The Shitah Mekubetzes, perhaps to address this question (he doesn’t say so explicitly), continues: “And don’t be surprised that the Torah calls such a person reiah (which means friend), because he is even called reiah ahuv, as it says, v’niklah achicha l’einecha, from which we learn that once someone who is chayav malkos has gotten his punishment he is once again called achicha, your brother. Likewise, on the pasuk that says “the flesh of your pious ones will be to the wild animals,” the Medrash Shocher Tov comments, “Are they pious ones?! It says about them that they are like horses?! Rather, once justice has been meted out upon them, about them it says “they were pious ones.”
We could justifiably still be confused, though, because that is all well and good after the punishment has been carried out, but our Gemara is talking about before the punishment has been executed. At that point, since he has still not received his punishment, how can we apply to him this idea that he also has to be loved?
It seems inevitable that the resolution to this quandary is based on a statement of the Tanya (chapter 32): “Even those who are close to you and you have given them proper rebuke and they nevertheless persist in their evil ways, in which case it is indeed a mitzvah to hate them, it is a mitzvah to love them as well. And both facets are completely emes. The hatred because of their facet of evil, and love because of the facet of good which is hidden within them, which is the spark of Godliness inside them that is the life force of their Godly soul. Also, you should arouse pity in your heart for that soul because it is as if in exile within the evil…and pity nullifies hatred and arouses love.”

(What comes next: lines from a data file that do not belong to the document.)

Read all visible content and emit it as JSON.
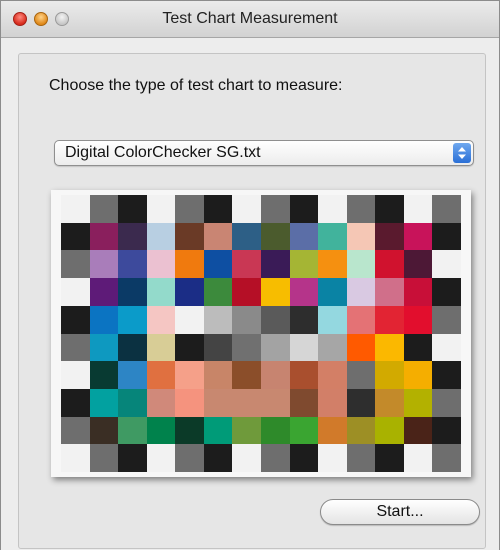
{
  "window": {
    "title": "Test Chart Measurement"
  },
  "prompt": "Choose the type of test chart to measure:",
  "chart_type_popup": {
    "selected": "Digital ColorChecker SG.txt",
    "icon": "up-down-arrows-icon"
  },
  "color_chart": {
    "rows": [
      [
        "#f2f2f2",
        "#6e6e6e",
        "#1c1c1c",
        "#f2f2f2",
        "#6e6e6e",
        "#1c1c1c",
        "#f2f2f2",
        "#6e6e6e",
        "#1c1c1c",
        "#f2f2f2",
        "#6e6e6e",
        "#1c1c1c",
        "#f2f2f2",
        "#6e6e6e"
      ],
      [
        "#1c1c1c",
        "#8a1f5d",
        "#3b2a4e",
        "#b8cfe2",
        "#6a3a26",
        "#c98573",
        "#2d5f86",
        "#4b5b2d",
        "#5b6ea7",
        "#41b39c",
        "#f5c7b5",
        "#5a1a2e",
        "#c8135a",
        "#1c1c1c"
      ],
      [
        "#6e6e6e",
        "#a97dba",
        "#3d4a9c",
        "#ebc1d1",
        "#f07a0e",
        "#0e4fa2",
        "#c93754",
        "#3a1b57",
        "#a5b534",
        "#f59010",
        "#b9e6cd",
        "#d0122e",
        "#4d1836",
        "#f2f2f2"
      ],
      [
        "#f2f2f2",
        "#5e1b78",
        "#0b3a66",
        "#93dacb",
        "#1b2d86",
        "#3c8a3c",
        "#b50f26",
        "#f7bd00",
        "#b5348a",
        "#0a83a4",
        "#d9c9e2",
        "#d06f8a",
        "#c80f38",
        "#1c1c1c"
      ],
      [
        "#1c1c1c",
        "#0b74c2",
        "#0b9bc9",
        "#f5c6c3",
        "#f2f2f2",
        "#bcbcbc",
        "#8a8a8a",
        "#5a5a5a",
        "#2d2d2d",
        "#94d8e0",
        "#e47275",
        "#e22433",
        "#e20e2d",
        "#6e6e6e"
      ],
      [
        "#6e6e6e",
        "#0e99c0",
        "#0b3141",
        "#d8cd96",
        "#1c1c1c",
        "#444444",
        "#707070",
        "#a3a3a3",
        "#d6d6d6",
        "#a6a6a6",
        "#ff5a00",
        "#fbb800",
        "#1c1c1c",
        "#f2f2f2"
      ],
      [
        "#f2f2f2",
        "#083a32",
        "#2d85c5",
        "#e07040",
        "#f5a089",
        "#c88568",
        "#8b4e2a",
        "#c78470",
        "#a94f2e",
        "#d37f66",
        "#6e6e6e",
        "#d2aa00",
        "#f5ae00",
        "#1c1c1c"
      ],
      [
        "#1c1c1c",
        "#02a1a0",
        "#06857a",
        "#d0897a",
        "#f5937e",
        "#c88870",
        "#c88870",
        "#c88870",
        "#7f4a2f",
        "#d27f68",
        "#2e2e2e",
        "#c38a2a",
        "#b3b100",
        "#6e6e6e"
      ],
      [
        "#6e6e6e",
        "#3a2e24",
        "#3f9a63",
        "#00824c",
        "#0b3a28",
        "#009b78",
        "#6f9a3b",
        "#2e8a2a",
        "#3aa531",
        "#d17a2a",
        "#9d8f25",
        "#a9b200",
        "#4a2318",
        "#1c1c1c"
      ],
      [
        "#f2f2f2",
        "#6e6e6e",
        "#1c1c1c",
        "#f2f2f2",
        "#6e6e6e",
        "#1c1c1c",
        "#f2f2f2",
        "#6e6e6e",
        "#1c1c1c",
        "#f2f2f2",
        "#6e6e6e",
        "#1c1c1c",
        "#f2f2f2",
        "#6e6e6e"
      ]
    ]
  },
  "start_button": {
    "label": "Start..."
  }
}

It is truly amazing, isn’t it? Here you have a murderer, someone who cut down the life of an innocent person in cold blood, and you have this incredible dichotomy which is supposed to reside in your heart towards him. On the one hand, you are horrified and disgusted by what he has done and harbor a deep seated animosity and revulsion for a person who committed such a heinous act. And yet, at the same time, you cannot lose sight of the fact that beyond that hideous veneer lies a neshama tehorah which is inherently good. No matter what, that neshama tehorah still defines his essential being. Therefore, at the same time that you hate him for what he has done and become, you also pity the real him that is buried inside, exiled under layers of evil.

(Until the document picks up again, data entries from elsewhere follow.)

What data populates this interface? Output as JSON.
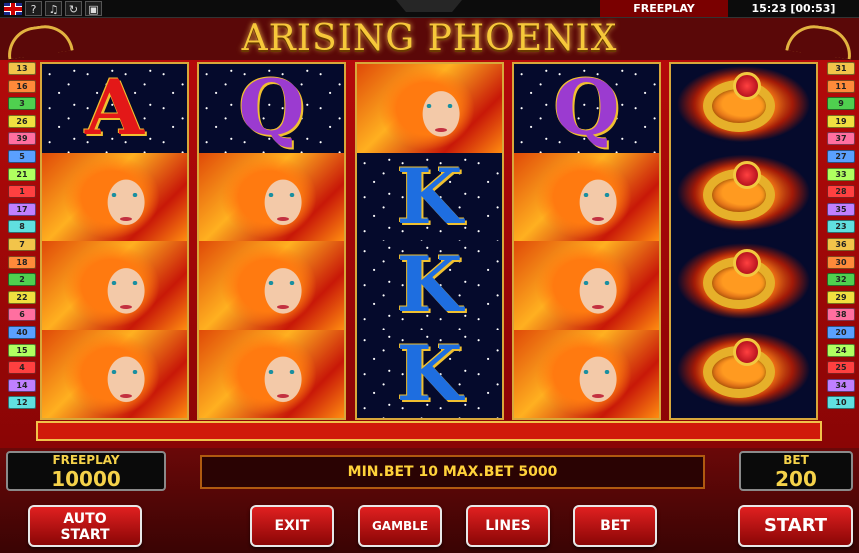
{
  "topbar": {
    "help": "?",
    "mode": "FREEPLAY",
    "clock": "15:23 [00:53]"
  },
  "game": {
    "title": "ARISING PHOENIX"
  },
  "lines": {
    "left": [
      "13",
      "16",
      "3",
      "26",
      "39",
      "5",
      "21",
      "1",
      "17",
      "8",
      "7",
      "18",
      "2",
      "22",
      "6",
      "40",
      "15",
      "4",
      "14",
      "12"
    ],
    "right": [
      "31",
      "11",
      "9",
      "19",
      "37",
      "27",
      "33",
      "28",
      "35",
      "23",
      "36",
      "30",
      "32",
      "29",
      "38",
      "20",
      "24",
      "25",
      "34",
      "10"
    ],
    "colors": [
      "#f2c44a",
      "#ff8a3a",
      "#4fd04f",
      "#f0e040",
      "#ff6fa0",
      "#5aa0ff",
      "#b0ff60",
      "#ff4040",
      "#c080ff",
      "#60e0e0"
    ]
  },
  "reels": [
    [
      "A",
      "phoenix",
      "phoenix",
      "phoenix"
    ],
    [
      "Q",
      "phoenix",
      "phoenix",
      "phoenix"
    ],
    [
      "phoenix",
      "K",
      "K",
      "K"
    ],
    [
      "Q",
      "phoenix",
      "phoenix",
      "phoenix"
    ],
    [
      "ring",
      "ring",
      "ring",
      "ring"
    ]
  ],
  "panel": {
    "freeplay_label": "FREEPLAY",
    "freeplay_value": "10000",
    "ticker": "MIN.BET 10 MAX.BET 5000",
    "bet_label": "BET",
    "bet_value": "200",
    "buttons": {
      "auto_start_line1": "AUTO",
      "auto_start_line2": "START",
      "exit": "EXIT",
      "gamble": "GAMBLE",
      "lines": "LINES",
      "bet": "BET",
      "start": "START"
    }
  }
}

Baruch Hashem, we generally don’t need to deal with such extreme circumstances. But there is still a very important lesson that we can derive from all this, and that is that life really is not all that black and white. The same word reiacha which teaches us about our fellow Jews and all that we must do for them, also refers to someone who is so bad that he is chayav misah! Within this person there is a tremendous mixture of both evil and good.
Although it may be easier to try and package everything as all black or all white, the fact is that it is just incorrect. Even when dealing with people and situations that seem quite bad, we can’t lose sight of the fact that there is also a tremendous amount of good, and that even as we deal with that negative in whatever manner we must, concomitantly we arouse and cultivate within ourselves a sympathy and appreciation of that part which really is good and pure. No, it is not simple or easy to do that, but it is the only really emesdik approach. That blend of outlook and way of relating is truly the most accurate and correct approach, and it is that approach through which we strike the harmonious balance of living and functioning fully al pi Torah.

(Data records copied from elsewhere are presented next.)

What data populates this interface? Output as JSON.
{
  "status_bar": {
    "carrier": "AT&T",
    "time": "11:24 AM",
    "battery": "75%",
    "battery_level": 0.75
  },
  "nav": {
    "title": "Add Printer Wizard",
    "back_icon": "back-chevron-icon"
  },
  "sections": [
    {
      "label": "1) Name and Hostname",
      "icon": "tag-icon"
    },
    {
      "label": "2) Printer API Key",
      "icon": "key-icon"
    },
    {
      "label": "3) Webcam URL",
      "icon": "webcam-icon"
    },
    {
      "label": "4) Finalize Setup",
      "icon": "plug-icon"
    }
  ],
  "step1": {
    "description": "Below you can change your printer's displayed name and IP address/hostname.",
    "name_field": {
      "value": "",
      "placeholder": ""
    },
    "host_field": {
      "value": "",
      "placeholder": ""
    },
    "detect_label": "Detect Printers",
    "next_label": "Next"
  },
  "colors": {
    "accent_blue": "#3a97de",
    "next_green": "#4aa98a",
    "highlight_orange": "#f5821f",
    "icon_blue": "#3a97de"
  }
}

Rabbi Yehoshua Berman serves as the Rosh Kollel of Kollel Reshet HaDaf in Ramat Beit Shemesh, Israel. In addition to having authored Reflections on the Parsha, Rabbi Berman regularly delivers shiurim on Halacha and Hashkafa, writes comprehensive chazara questions (in Hebrew) for the advanced Daf Yomi learner, and weekly words of inspiration from the Parsha. Rabbi Berman can be contacted at email@example.com.